Other media claimed that Melnikov’s company, which imports medical equipment to Russia, was on the verge of bankruptcy due to Western sanctions imposed in retaliation for the war in Ukraine.
The latest case took place in Spain, more precisely in Lloret de Mar, where the Russian oligarch Sergei Protosenia55, was found dead along with two other family members on April 19.
The former boss of the gas giant Novatek, endowed with a personal fortune of 400 million euros, was found hanged, as well as those of his wife and daughter, stabbed to death in the family villa.
What was initially classified by police as a double homicide followed by Protosenya’s suicide was later categorically denied by his son.
Several family friends have also come out in public to claim that Protosenya is, in fact, the third victim of a “staged suicide” and that the oligarch was allegedly incapable of murdering his family.
Catalan police are still actively investigating the case.
Just a day before the death of Protosenya and his family, the body of the Russian oligarch Vladislav Avaev was found in his Moscow apartment, along with the bodies of his wife and 13-year-old daughter. It was his daughter Anastasia, 26, who discovered the crime scene.
Russia’s state-run TASS news agency quoted a source close to law enforcement as saying preliminary evidence indicated that Avayev – a former Putin adviser and former Gazprombank vice president – killed his wife and daughter, then had committed suicide.
A pistol was found in the hand of the oligarch, and the apartment was sealed from the inside.
Gazprombank is the third largest bank in Russia and is associated with Gazprom, the world’s largest listed natural gas company.
The most suspicious self-defenestrations

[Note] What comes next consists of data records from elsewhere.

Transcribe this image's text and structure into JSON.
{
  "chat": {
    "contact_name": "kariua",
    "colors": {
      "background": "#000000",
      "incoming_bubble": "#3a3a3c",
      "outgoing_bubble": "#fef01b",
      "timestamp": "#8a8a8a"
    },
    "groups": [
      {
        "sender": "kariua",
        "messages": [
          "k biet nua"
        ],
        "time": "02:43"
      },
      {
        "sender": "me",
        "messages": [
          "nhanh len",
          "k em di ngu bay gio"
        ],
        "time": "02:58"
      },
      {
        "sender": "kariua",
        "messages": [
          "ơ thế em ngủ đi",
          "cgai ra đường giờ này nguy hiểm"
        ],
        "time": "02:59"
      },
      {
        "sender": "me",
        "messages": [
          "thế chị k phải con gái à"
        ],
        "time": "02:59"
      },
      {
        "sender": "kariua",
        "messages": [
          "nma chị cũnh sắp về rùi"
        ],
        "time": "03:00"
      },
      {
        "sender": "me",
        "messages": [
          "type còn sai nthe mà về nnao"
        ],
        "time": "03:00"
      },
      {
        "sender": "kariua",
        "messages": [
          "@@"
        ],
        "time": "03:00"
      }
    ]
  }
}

Maganov’s death on Thursday also follows the pattern of prominent Russians falling out of windows to their deaths.
In October 2021, a Russian diplomat was found dead after falling from a window of the Russian Embassy in Berlin, Der Spiegel reported.
The unidentified man was a second secretary at the embassy, but German intelligence sources told the newspaper they suspected him of being a Russian FSB undercover agent.

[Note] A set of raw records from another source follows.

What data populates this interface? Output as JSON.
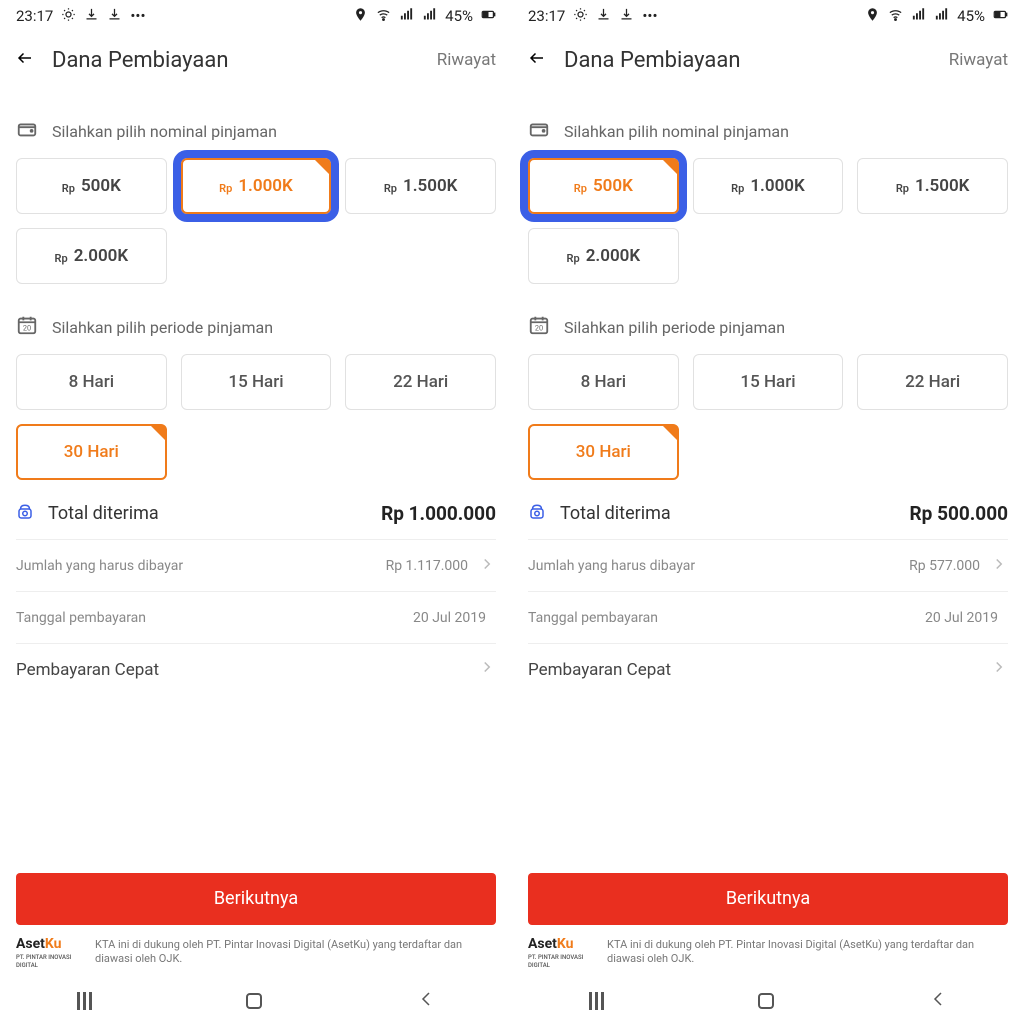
{
  "screens": [
    {
      "status": {
        "time": "23:17",
        "battery": "45%"
      },
      "header": {
        "title": "Dana Pembiayaan",
        "action": "Riwayat"
      },
      "nominal": {
        "label": "Silahkan pilih nominal pinjaman",
        "options": [
          "500K",
          "1.000K",
          "1.500K",
          "2.000K"
        ],
        "selected_index": 1,
        "highlight_index": 1,
        "currency": "Rp"
      },
      "period": {
        "label": "Silahkan pilih periode pinjaman",
        "options": [
          "8 Hari",
          "15 Hari",
          "22 Hari",
          "30 Hari"
        ],
        "selected_index": 3
      },
      "total": {
        "label": "Total diterima",
        "value": "Rp 1.000.000"
      },
      "rows": {
        "pay_label": "Jumlah yang harus dibayar",
        "pay_value": "Rp 1.117.000",
        "date_label": "Tanggal pembayaran",
        "date_value": "20 Jul 2019",
        "fast_label": "Pembayaran Cepat"
      },
      "cta": "Berikutnya",
      "disclaimer": {
        "brand_a": "Aset",
        "brand_b": "Ku",
        "brand_sub": "PT. PINTAR INOVASI DIGITAL",
        "text": "KTA ini di dukung oleh PT. Pintar Inovasi Digital (AsetKu) yang terdaftar dan diawasi oleh OJK."
      }
    },
    {
      "status": {
        "time": "23:17",
        "battery": "45%"
      },
      "header": {
        "title": "Dana Pembiayaan",
        "action": "Riwayat"
      },
      "nominal": {
        "label": "Silahkan pilih nominal pinjaman",
        "options": [
          "500K",
          "1.000K",
          "1.500K",
          "2.000K"
        ],
        "selected_index": 0,
        "highlight_index": 0,
        "currency": "Rp"
      },
      "period": {
        "label": "Silahkan pilih periode pinjaman",
        "options": [
          "8 Hari",
          "15 Hari",
          "22 Hari",
          "30 Hari"
        ],
        "selected_index": 3
      },
      "total": {
        "label": "Total diterima",
        "value": "Rp 500.000"
      },
      "rows": {
        "pay_label": "Jumlah yang harus dibayar",
        "pay_value": "Rp 577.000",
        "date_label": "Tanggal pembayaran",
        "date_value": "20 Jul 2019",
        "fast_label": "Pembayaran Cepat"
      },
      "cta": "Berikutnya",
      "disclaimer": {
        "brand_a": "Aset",
        "brand_b": "Ku",
        "brand_sub": "PT. PINTAR INOVASI DIGITAL",
        "text": "KTA ini di dukung oleh PT. Pintar Inovasi Digital (AsetKu) yang terdaftar dan diawasi oleh OJK."
      }
    }
  ]
}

Investigative newspaper Bellingcat said it used open source data to identify the man as Kirill Zhalothe son of General Alexey Zhalo, deputy director of the FSB’s second service, responsible for dealing with internal political threats in the Kremlin.
In December of the same year, the founder of the nationalist blog Sputnik and Pogrom Egor Prosvirnin died after falling from a window of an apartment building in Moscow.
Prosvirnin’s naked body was found next to a knife and a gas canister after screams and screams were heard from his apartment, local media reported.
Prosvirnin, a right-wing activist, initially supported Russia’s annexation of Crimea in 2014 but later became a vocal critic of Putin, predicting civil war in Russia and the collapse of the Russian Federation.
And on August 14, Dan RapoportLatvian-American investment banker and outspoken critic of Putin who had just left Ukraine after the Russian invasion, was found dead outside a luxury building in Washington DC.
Police said they are not treating Rapoport’s death as suspicious, Washington-based Politico reported, but the case remains under investigation.
Rapoport became wealthy in Moscow before falling out of favor with the Kremlin, mainly due to his support for opposition leader Alexei Navalny, according to reports.
In 2017, then commercial partner of Rapoport, Sergei Tkachenkoalso fell to death from his Moscow apartment.
During the COVID-19 pandemic, at least four healthcare workers fell through windows in Russia, and only one survived despite serious injuries.
At least three incidents of doctors defenestrating themselves from hospital windows occurred over a two-week period between April and May 2020, with media claiming they protested working conditions during the worst wave of infections in the country before the incidents.
In December 2020, a top Russian scientist developing a new COVID-19 vaccine, Alexander Kaganskywas found dead after falling from his high-rise apartment in St. Petersburg.
According to Russian media, police claimed Kagansky stabbed himself and then jumped to his death.